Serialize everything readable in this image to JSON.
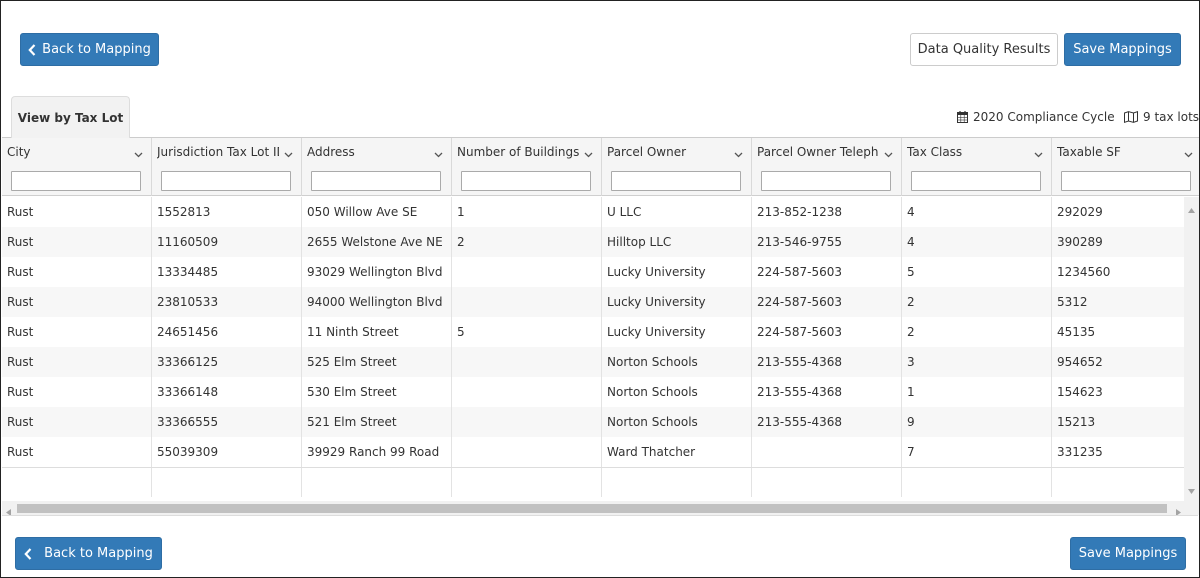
{
  "toolbar": {
    "back_label": "Back to Mapping",
    "data_quality_label": "Data Quality Results",
    "save_label": "Save Mappings"
  },
  "tab": {
    "label": "View by Tax Lot"
  },
  "meta": {
    "cycle": "2020 Compliance Cycle",
    "count": "9 tax lots"
  },
  "table": {
    "columns": [
      "City",
      "Jurisdiction Tax Lot ID",
      "Address",
      "Number of Buildings",
      "Parcel Owner",
      "Parcel Owner Telephone",
      "Tax Class",
      "Taxable SF"
    ],
    "rows": [
      [
        "Rust",
        "1552813",
        "050 Willow Ave SE",
        "1",
        "U LLC",
        "213-852-1238",
        "4",
        "292029"
      ],
      [
        "Rust",
        "11160509",
        "2655 Welstone Ave NE",
        "2",
        "Hilltop LLC",
        "213-546-9755",
        "4",
        "390289"
      ],
      [
        "Rust",
        "13334485",
        "93029 Wellington Blvd",
        "",
        "Lucky University",
        "224-587-5603",
        "5",
        "1234560"
      ],
      [
        "Rust",
        "23810533",
        "94000 Wellington Blvd",
        "",
        "Lucky University",
        "224-587-5603",
        "2",
        "5312"
      ],
      [
        "Rust",
        "24651456",
        "11 Ninth Street",
        "5",
        "Lucky University",
        "224-587-5603",
        "2",
        "45135"
      ],
      [
        "Rust",
        "33366125",
        "525 Elm Street",
        "",
        "Norton Schools",
        "213-555-4368",
        "3",
        "954652"
      ],
      [
        "Rust",
        "33366148",
        "530 Elm Street",
        "",
        "Norton Schools",
        "213-555-4368",
        "1",
        "154623"
      ],
      [
        "Rust",
        "33366555",
        "521 Elm Street",
        "",
        "Norton Schools",
        "213-555-4368",
        "9",
        "15213"
      ],
      [
        "Rust",
        "55039309",
        "39929 Ranch 99 Road",
        "",
        "Ward Thatcher",
        "",
        "7",
        "331235"
      ]
    ]
  },
  "footer": {
    "back_label": "Back to Mapping",
    "save_label": "Save Mappings"
  },
  "colors": {
    "primary": "#337ab7",
    "header_bg": "#f5f5f5",
    "alt_row": "#f7f7f7"
  }
}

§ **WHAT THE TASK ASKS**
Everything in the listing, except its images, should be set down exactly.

§ **YOUR RESPONSE**
Serialize everything readable in this image to JSON.
{
  "toolbar": {
    "back_label": "Back to Mapping",
    "data_quality_label": "Data Quality Results",
    "save_label": "Save Mappings"
  },
  "tab": {
    "label": "View by Tax Lot"
  },
  "meta": {
    "cycle": "2020 Compliance Cycle",
    "count": "9 tax lots"
  },
  "table": {
    "columns": [
      "City",
      "Jurisdiction Tax Lot ID",
      "Address",
      "Number of Buildings",
      "Parcel Owner",
      "Parcel Owner Telephone",
      "Tax Class",
      "Taxable SF"
    ],
    "rows": [
      [
        "Rust",
        "1552813",
        "050 Willow Ave SE",
        "1",
        "U LLC",
        "213-852-1238",
        "4",
        "292029"
      ],
      [
        "Rust",
        "11160509",
        "2655 Welstone Ave NE",
        "2",
        "Hilltop LLC",
        "213-546-9755",
        "4",
        "390289"
      ],
      [
        "Rust",
        "13334485",
        "93029 Wellington Blvd",
        "",
        "Lucky University",
        "224-587-5603",
        "5",
        "1234560"
      ],
      [
        "Rust",
        "23810533",
        "94000 Wellington Blvd",
        "",
        "Lucky University",
        "224-587-5603",
        "2",
        "5312"
      ],
      [
        "Rust",
        "24651456",
        "11 Ninth Street",
        "5",
        "Lucky University",
        "224-587-5603",
        "2",
        "45135"
      ],
      [
        "Rust",
        "33366125",
        "525 Elm Street",
        "",
        "Norton Schools",
        "213-555-4368",
        "3",
        "954652"
      ],
      [
        "Rust",
        "33366148",
        "530 Elm Street",
        "",
        "Norton Schools",
        "213-555-4368",
        "1",
        "154623"
      ],
      [
        "Rust",
        "33366555",
        "521 Elm Street",
        "",
        "Norton Schools",
        "213-555-4368",
        "9",
        "15213"
      ],
      [
        "Rust",
        "55039309",
        "39929 Ranch 99 Road",
        "",
        "Ward Thatcher",
        "",
        "7",
        "331235"
      ]
    ]
  },
  "footer": {
    "back_label": "Back to Mapping",
    "save_label": "Save Mappings"
  },
  "colors": {
    "primary": "#337ab7",
    "header_bg": "#f5f5f5",
    "alt_row": "#f7f7f7"
  }
}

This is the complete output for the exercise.